A lot of information can be found about three-dimensional displays of various designs and types. But if you trace this information in chronological order, you can see that work and research in this direction has been taking place in waves, now at a standstill, then resuming with renewed vigour. And now, apparently, we are at the beginning of a new wave of research activation. The first "swallow" of this is a new prototype 3D display created by researchers from Suzhou University, China. The new display works by using a matrix of special nanostructured lenses, it creates a more realistic image, visible at a greater viewing angle and distance, and does not require special glasses or other optical devices to view the image.
Some 3D display implementations have already found their way into the consumer market. Televisions, computers, smartphones and even Nintendo 3DS gaming consoles have been equipped with such displays. Unfortunately, none of these implementations are without some problems, chief among which are low viewing angles and shallow depth of the resulting image.
Chinese researchers tried to solve the above problems using so-called "light field" technology. Systems based on this technology project a dense network of rays that intersect to create a three-dimensional image effect visible from multiple points.
The key to the design of the new display is a matrix of nanoscale structures that diffract light in a precisely defined pattern. These structures, a kind of tiny lenses, are grouped and positioned at different angles to one another. That's what allows you to widen the angle of view of the image, although it's fair to say that people looking from different angles will see images that differ slightly in brightness.

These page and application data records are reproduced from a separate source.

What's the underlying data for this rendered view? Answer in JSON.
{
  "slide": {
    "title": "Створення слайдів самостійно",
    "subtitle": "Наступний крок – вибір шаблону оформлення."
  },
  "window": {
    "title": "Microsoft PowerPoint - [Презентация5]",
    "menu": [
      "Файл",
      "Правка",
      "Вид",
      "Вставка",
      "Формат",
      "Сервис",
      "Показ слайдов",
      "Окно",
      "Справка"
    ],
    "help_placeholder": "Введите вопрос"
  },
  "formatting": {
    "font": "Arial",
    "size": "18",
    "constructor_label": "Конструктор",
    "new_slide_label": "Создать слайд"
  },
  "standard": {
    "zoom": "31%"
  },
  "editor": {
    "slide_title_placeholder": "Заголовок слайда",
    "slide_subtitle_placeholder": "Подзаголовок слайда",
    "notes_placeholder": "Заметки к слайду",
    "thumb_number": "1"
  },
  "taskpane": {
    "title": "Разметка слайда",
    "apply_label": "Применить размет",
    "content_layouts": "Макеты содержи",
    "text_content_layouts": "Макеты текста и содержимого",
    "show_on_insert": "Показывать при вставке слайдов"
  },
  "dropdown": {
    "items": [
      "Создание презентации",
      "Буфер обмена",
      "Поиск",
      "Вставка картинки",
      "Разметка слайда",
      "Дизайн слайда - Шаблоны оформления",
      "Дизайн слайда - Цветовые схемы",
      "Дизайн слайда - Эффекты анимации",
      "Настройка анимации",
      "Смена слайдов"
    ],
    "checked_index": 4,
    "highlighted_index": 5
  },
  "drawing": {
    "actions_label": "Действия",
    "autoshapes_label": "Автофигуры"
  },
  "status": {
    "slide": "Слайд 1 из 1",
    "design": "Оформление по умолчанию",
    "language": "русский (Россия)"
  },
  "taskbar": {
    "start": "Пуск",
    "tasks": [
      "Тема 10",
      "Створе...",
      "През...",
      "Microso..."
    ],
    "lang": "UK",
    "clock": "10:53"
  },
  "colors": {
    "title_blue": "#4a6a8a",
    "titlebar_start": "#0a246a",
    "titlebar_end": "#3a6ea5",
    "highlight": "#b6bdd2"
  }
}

"The nanostructured plane lens we created, which is 100 microns thick, has a rather long focal length," the researchers write, "This, in turn, allows high-quality images to be created with great depth and visible from a greater distance."
The prototype 3D display is 10 by 10 centimetres, with a resolution of 568 x 320 pixels per viewer's eye. Without any loss of quality, the image can be seen from a distance of between 24 centimetres and 90 centimetres. The luminous efficiency of the display is 82 per cent, while the "mutual penetration" (blurring of images for each eye) is reduced to 26 per cent.
The main drawback of the first prototype is the small viewing angle of just nine degrees. In other words, the 3D effect is disrupted as soon as the viewer veers away from the desired direction. However, scientists have already calculated the structure of new nanolenses, which will provide a wider viewing angle, which could theoretically become equal to 180 degrees.
Currently, researchers are working in several directions at once. The first direction is the calculation and creation of new structure of nanolenses, which will increase luminous efficiency and widen the viewing angle, as mentioned above. And the second direction is to develop a process for mass production of nanostructured planar lenses, which would allow such displays to be produced in large quantities in the future.